Winning The Battle of The Grains by Jay Kaeppel
Is there a way to exploit the seasonal tendencies of these two markets?
NO this contest is not going to involve any kind of a taste test. Nor will this competition offer the wit and humor of Mad magazine’s “Spy vs. Spy” serial cartoon. Still, to traders looking for a tempting trading idea to snack on, the interplay between corn and wheat can be, well, quite tasty. As everyone knows, corn and wheat are both essential grains that are planted, grown, and harvested and then used to create myriad food products. While corn can be eaten whole or milled, wheat typically is milled in order to make it useful for creating other food products.

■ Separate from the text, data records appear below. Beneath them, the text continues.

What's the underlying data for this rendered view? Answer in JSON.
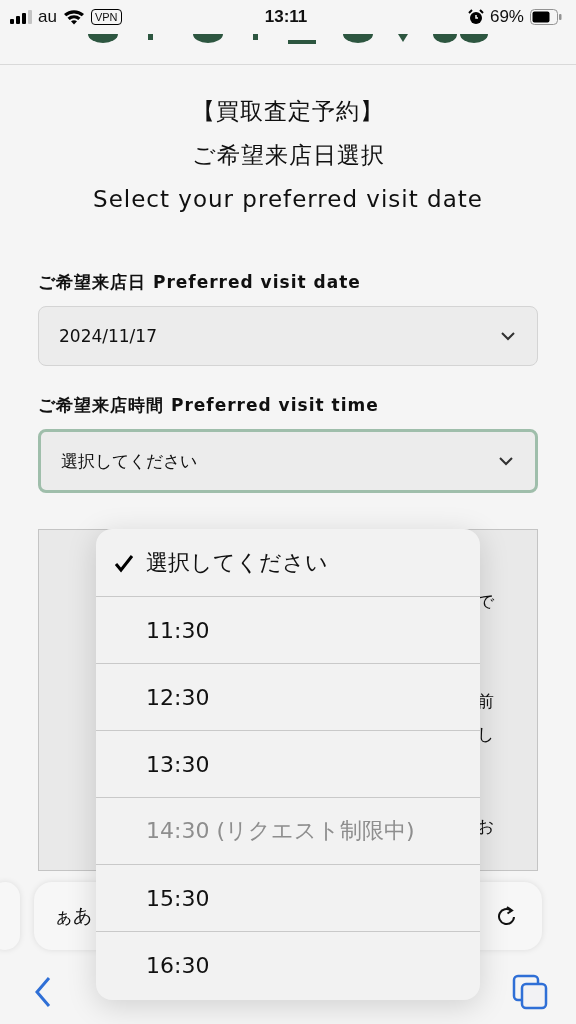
{
  "status_bar": {
    "carrier": "au",
    "vpn": "VPN",
    "time": "13:11",
    "battery": "69%"
  },
  "page": {
    "title_lines": [
      "【買取査定予約】",
      "ご希望来店日選択",
      "Select your preferred visit date"
    ],
    "date_field": {
      "label": "ご希望来店日 Preferred visit date",
      "value": "2024/11/17",
      "focused": false
    },
    "time_field": {
      "label": "ご希望来店時間 Preferred visit time",
      "value": "選択してください",
      "focused": true
    },
    "notice_fragments": [
      "で",
      "前",
      "し",
      "お"
    ]
  },
  "dropdown": {
    "options": [
      {
        "label": "選択してください",
        "selected": true,
        "disabled": false
      },
      {
        "label": "11:30",
        "selected": false,
        "disabled": false
      },
      {
        "label": "12:30",
        "selected": false,
        "disabled": false
      },
      {
        "label": "13:30",
        "selected": false,
        "disabled": false
      },
      {
        "label": "14:30 (リクエスト制限中)",
        "selected": false,
        "disabled": true
      },
      {
        "label": "15:30",
        "selected": false,
        "disabled": false
      },
      {
        "label": "16:30",
        "selected": false,
        "disabled": false
      }
    ]
  },
  "browser_bar": {
    "text_size_button": "ぁあ"
  }
}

But there is another key difference between these two grains, and that is the time frame in which they are primarily grown. While both grains are grown in various locations around the globe, in the United States the bulk of the corn and wheat is grown in the Midwest. Given the vagaries of weather in that region, there is the potential for great uncertainty from year to year regarding the size of a given year’s crop for either or both of these grains.
But the real key to playing the game of corn versus wheat is in understanding the difference between the planting cycles of these two grains and the psychology of supply concerns.

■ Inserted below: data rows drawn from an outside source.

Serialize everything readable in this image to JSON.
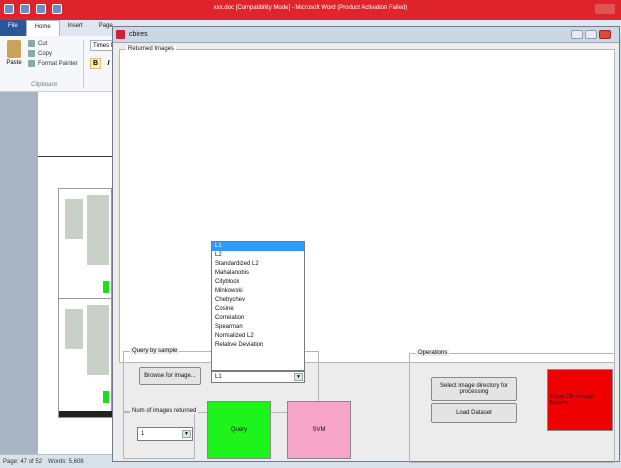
{
  "word": {
    "title": "xxx.doc [Compatibility Mode] - Microsoft Word (Product Activation Failed)",
    "tabs": [
      "File",
      "Home",
      "Insert",
      "Page"
    ],
    "clipboard": {
      "paste": "Paste",
      "cut": "Cut",
      "copy": "Copy",
      "format_painter": "Format Painter",
      "group_label": "Clipboard"
    },
    "font_name": "Times New",
    "bold": "B",
    "italic": "I",
    "status": {
      "page": "Page: 47 of 52",
      "words": "Words: 5,608"
    }
  },
  "figure": {
    "title": "cbires",
    "returned_images": "Returned Images",
    "query_by_sample": "Query by sample",
    "browse_button": "Browse for image...",
    "distance_selected": "L1",
    "distance_options": [
      "L1",
      "L2",
      "Standardized L2",
      "Mahalanobis",
      "Cityblock",
      "Minkowski",
      "Chebychev",
      "Cosine",
      "Correlation",
      "Spearman",
      "Normalized L2",
      "Relative Deviation"
    ],
    "num_images_label": "Num of images returned",
    "num_images_value": "1",
    "query_button": "Query",
    "svm_button": "SVM",
    "operations_label": "Operations",
    "select_dir_button": "Select image directory for processing",
    "load_dataset_button": "Load Dataset",
    "create_db_button": "Create DB of image features"
  },
  "colors": {
    "query": "#1cf41c",
    "svm": "#f6a5c8",
    "create_db": "#ee0000",
    "word_titlebar": "#e0242b"
  }
}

A TIME TO REAP, A TIME TO SOW
The greatest period of doubt for a given grain is during that time when no seeds are in the ground. At that point, no conclusions can be drawn about the size of the next impending crop. As a result, that is when a given grain is most likely — although by no means certain — to rise in price. Likewise, once the growing season is reaching its end, the outcome of the impending harvest is pretty well known, for better or for worse, and prices will tend to lose any “fear” premium that might have been built in earlier in the growing cycle.

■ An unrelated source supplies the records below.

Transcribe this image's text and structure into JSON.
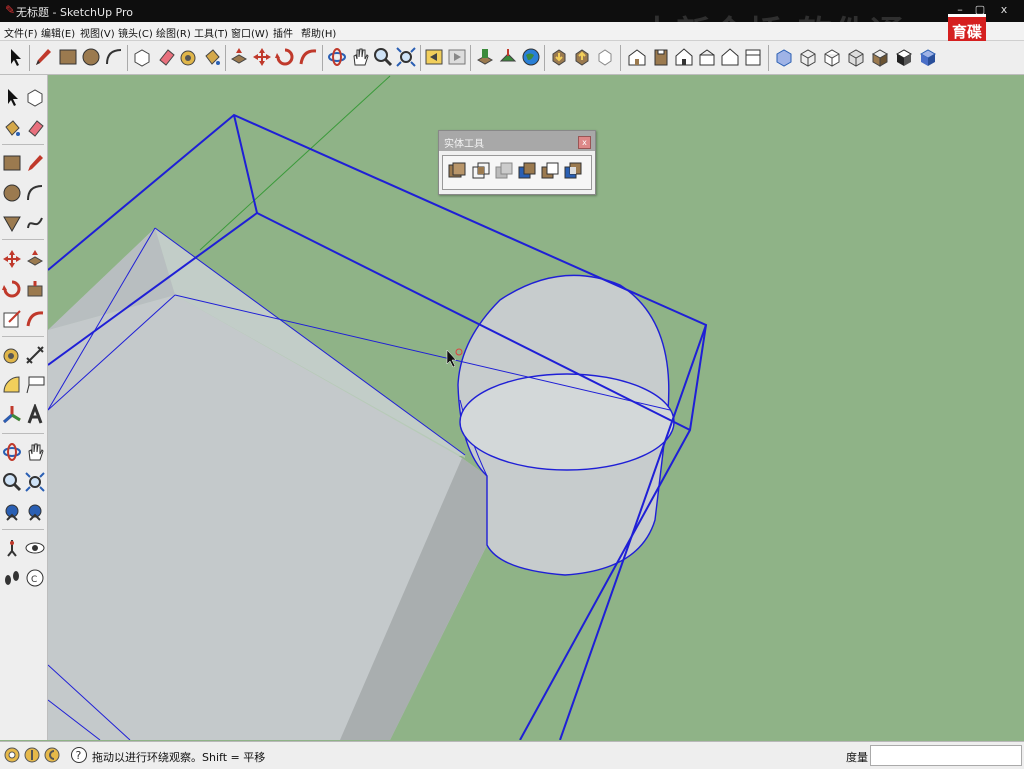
{
  "window": {
    "title": "无标题 - SketchUp Pro",
    "watermark": "中新金桥 软件通",
    "logo_text": "育碟软件",
    "minimize_glyph": "–",
    "maximize_glyph": "▢",
    "close_glyph": "x"
  },
  "menu": [
    {
      "label": "文件(F)"
    },
    {
      "label": "编辑(E)"
    },
    {
      "label": "视图(V)"
    },
    {
      "label": "镜头(C)"
    },
    {
      "label": "绘图(R)"
    },
    {
      "label": "工具(T)"
    },
    {
      "label": "窗口(W)"
    },
    {
      "label": "插件"
    },
    {
      "label": "帮助(H)"
    }
  ],
  "solid_tools_panel": {
    "title": "实体工具",
    "close_glyph": "x",
    "tools": [
      "outer-shell-icon",
      "intersect-icon",
      "union-icon",
      "subtract-icon",
      "trim-icon",
      "split-icon"
    ]
  },
  "status": {
    "hint": "拖动以进行环绕观察。Shift = 平移",
    "measure_label": "度量",
    "measure_value": "",
    "help_glyph": "?"
  },
  "colors": {
    "viewport_bg": "#8fb387",
    "selection_edge": "#1f1fd6",
    "face": "#c3c8c9",
    "title_bg": "#0e0e0e"
  }
}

As it turns out, corn and wheat have very different growing seasons, so in theory the price should rise and fall at different times. And as it turns out, this tends to be the reality.